Assignment
The whole listing, from first line to last: copy it exactly.

Excerpted data
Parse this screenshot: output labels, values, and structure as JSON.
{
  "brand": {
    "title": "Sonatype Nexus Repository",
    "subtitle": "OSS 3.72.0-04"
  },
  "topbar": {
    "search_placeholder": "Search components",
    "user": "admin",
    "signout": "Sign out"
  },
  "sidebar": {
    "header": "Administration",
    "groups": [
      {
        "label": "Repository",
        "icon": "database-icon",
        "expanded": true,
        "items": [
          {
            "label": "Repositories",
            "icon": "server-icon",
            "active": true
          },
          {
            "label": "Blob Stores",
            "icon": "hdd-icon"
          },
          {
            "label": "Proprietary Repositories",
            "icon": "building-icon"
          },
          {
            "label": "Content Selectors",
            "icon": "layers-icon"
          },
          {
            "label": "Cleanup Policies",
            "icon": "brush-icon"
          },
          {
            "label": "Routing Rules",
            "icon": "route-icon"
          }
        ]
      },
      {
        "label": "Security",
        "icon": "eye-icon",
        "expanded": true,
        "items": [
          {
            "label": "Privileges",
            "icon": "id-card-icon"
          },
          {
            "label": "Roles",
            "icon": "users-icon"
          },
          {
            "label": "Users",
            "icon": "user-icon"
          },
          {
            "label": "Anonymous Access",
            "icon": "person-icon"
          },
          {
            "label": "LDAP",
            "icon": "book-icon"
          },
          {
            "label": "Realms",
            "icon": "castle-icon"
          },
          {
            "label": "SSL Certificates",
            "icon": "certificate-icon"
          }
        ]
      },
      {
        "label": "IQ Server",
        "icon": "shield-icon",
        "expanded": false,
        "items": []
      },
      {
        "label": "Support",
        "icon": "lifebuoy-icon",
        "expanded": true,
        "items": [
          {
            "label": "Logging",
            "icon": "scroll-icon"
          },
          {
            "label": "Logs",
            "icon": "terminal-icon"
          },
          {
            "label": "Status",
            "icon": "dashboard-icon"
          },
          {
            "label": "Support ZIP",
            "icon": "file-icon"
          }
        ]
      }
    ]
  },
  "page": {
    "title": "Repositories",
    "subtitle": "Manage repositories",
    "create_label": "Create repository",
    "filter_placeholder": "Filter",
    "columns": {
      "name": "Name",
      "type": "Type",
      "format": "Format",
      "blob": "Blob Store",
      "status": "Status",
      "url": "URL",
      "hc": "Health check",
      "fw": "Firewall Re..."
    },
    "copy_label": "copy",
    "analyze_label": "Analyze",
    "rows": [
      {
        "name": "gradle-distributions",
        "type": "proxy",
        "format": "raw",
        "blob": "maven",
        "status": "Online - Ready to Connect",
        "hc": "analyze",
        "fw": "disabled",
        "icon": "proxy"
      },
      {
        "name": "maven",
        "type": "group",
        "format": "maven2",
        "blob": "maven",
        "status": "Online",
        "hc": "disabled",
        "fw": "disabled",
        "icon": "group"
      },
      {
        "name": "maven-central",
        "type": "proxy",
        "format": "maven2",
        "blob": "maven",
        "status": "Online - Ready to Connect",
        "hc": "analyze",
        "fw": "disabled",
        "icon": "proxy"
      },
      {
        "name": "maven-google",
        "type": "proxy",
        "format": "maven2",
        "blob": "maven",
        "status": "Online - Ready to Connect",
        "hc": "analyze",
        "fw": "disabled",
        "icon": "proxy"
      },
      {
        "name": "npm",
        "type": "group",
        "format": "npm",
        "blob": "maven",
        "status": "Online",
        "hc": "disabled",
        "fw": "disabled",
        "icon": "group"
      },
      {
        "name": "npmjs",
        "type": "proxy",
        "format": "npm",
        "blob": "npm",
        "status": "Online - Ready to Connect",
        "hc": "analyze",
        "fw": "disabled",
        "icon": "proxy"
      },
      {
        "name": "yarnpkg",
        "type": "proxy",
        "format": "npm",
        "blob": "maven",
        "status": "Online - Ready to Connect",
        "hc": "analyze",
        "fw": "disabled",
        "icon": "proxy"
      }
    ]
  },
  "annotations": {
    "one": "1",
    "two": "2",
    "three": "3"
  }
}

Answer space
Parse this screenshot: output labels, values, and structure as JSON.
{
  "brand": {
    "title": "Sonatype Nexus Repository",
    "subtitle": "OSS 3.72.0-04"
  },
  "topbar": {
    "search_placeholder": "Search components",
    "user": "admin",
    "signout": "Sign out"
  },
  "sidebar": {
    "header": "Administration",
    "groups": [
      {
        "label": "Repository",
        "icon": "database-icon",
        "expanded": true,
        "items": [
          {
            "label": "Repositories",
            "icon": "server-icon",
            "active": true
          },
          {
            "label": "Blob Stores",
            "icon": "hdd-icon"
          },
          {
            "label": "Proprietary Repositories",
            "icon": "building-icon"
          },
          {
            "label": "Content Selectors",
            "icon": "layers-icon"
          },
          {
            "label": "Cleanup Policies",
            "icon": "brush-icon"
          },
          {
            "label": "Routing Rules",
            "icon": "route-icon"
          }
        ]
      },
      {
        "label": "Security",
        "icon": "eye-icon",
        "expanded": true,
        "items": [
          {
            "label": "Privileges",
            "icon": "id-card-icon"
          },
          {
            "label": "Roles",
            "icon": "users-icon"
          },
          {
            "label": "Users",
            "icon": "user-icon"
          },
          {
            "label": "Anonymous Access",
            "icon": "person-icon"
          },
          {
            "label": "LDAP",
            "icon": "book-icon"
          },
          {
            "label": "Realms",
            "icon": "castle-icon"
          },
          {
            "label": "SSL Certificates",
            "icon": "certificate-icon"
          }
        ]
      },
      {
        "label": "IQ Server",
        "icon": "shield-icon",
        "expanded": false,
        "items": []
      },
      {
        "label": "Support",
        "icon": "lifebuoy-icon",
        "expanded": true,
        "items": [
          {
            "label": "Logging",
            "icon": "scroll-icon"
          },
          {
            "label": "Logs",
            "icon": "terminal-icon"
          },
          {
            "label": "Status",
            "icon": "dashboard-icon"
          },
          {
            "label": "Support ZIP",
            "icon": "file-icon"
          }
        ]
      }
    ]
  },
  "page": {
    "title": "Repositories",
    "subtitle": "Manage repositories",
    "create_label": "Create repository",
    "filter_placeholder": "Filter",
    "columns": {
      "name": "Name",
      "type": "Type",
      "format": "Format",
      "blob": "Blob Store",
      "status": "Status",
      "url": "URL",
      "hc": "Health check",
      "fw": "Firewall Re..."
    },
    "copy_label": "copy",
    "analyze_label": "Analyze",
    "rows": [
      {
        "name": "gradle-distributions",
        "type": "proxy",
        "format": "raw",
        "blob": "maven",
        "status": "Online - Ready to Connect",
        "hc": "analyze",
        "fw": "disabled",
        "icon": "proxy"
      },
      {
        "name": "maven",
        "type": "group",
        "format": "maven2",
        "blob": "maven",
        "status": "Online",
        "hc": "disabled",
        "fw": "disabled",
        "icon": "group"
      },
      {
        "name": "maven-central",
        "type": "proxy",
        "format": "maven2",
        "blob": "maven",
        "status": "Online - Ready to Connect",
        "hc": "analyze",
        "fw": "disabled",
        "icon": "proxy"
      },
      {
        "name": "maven-google",
        "type": "proxy",
        "format": "maven2",
        "blob": "maven",
        "status": "Online - Ready to Connect",
        "hc": "analyze",
        "fw": "disabled",
        "icon": "proxy"
      },
      {
        "name": "npm",
        "type": "group",
        "format": "npm",
        "blob": "maven",
        "status": "Online",
        "hc": "disabled",
        "fw": "disabled",
        "icon": "group"
      },
      {
        "name": "npmjs",
        "type": "proxy",
        "format": "npm",
        "blob": "npm",
        "status": "Online - Ready to Connect",
        "hc": "analyze",
        "fw": "disabled",
        "icon": "proxy"
      },
      {
        "name": "yarnpkg",
        "type": "proxy",
        "format": "npm",
        "blob": "maven",
        "status": "Online - Ready to Connect",
        "hc": "analyze",
        "fw": "disabled",
        "icon": "proxy"
      }
    ]
  },
  "annotations": {
    "one": "1",
    "two": "2",
    "three": "3"
  }
}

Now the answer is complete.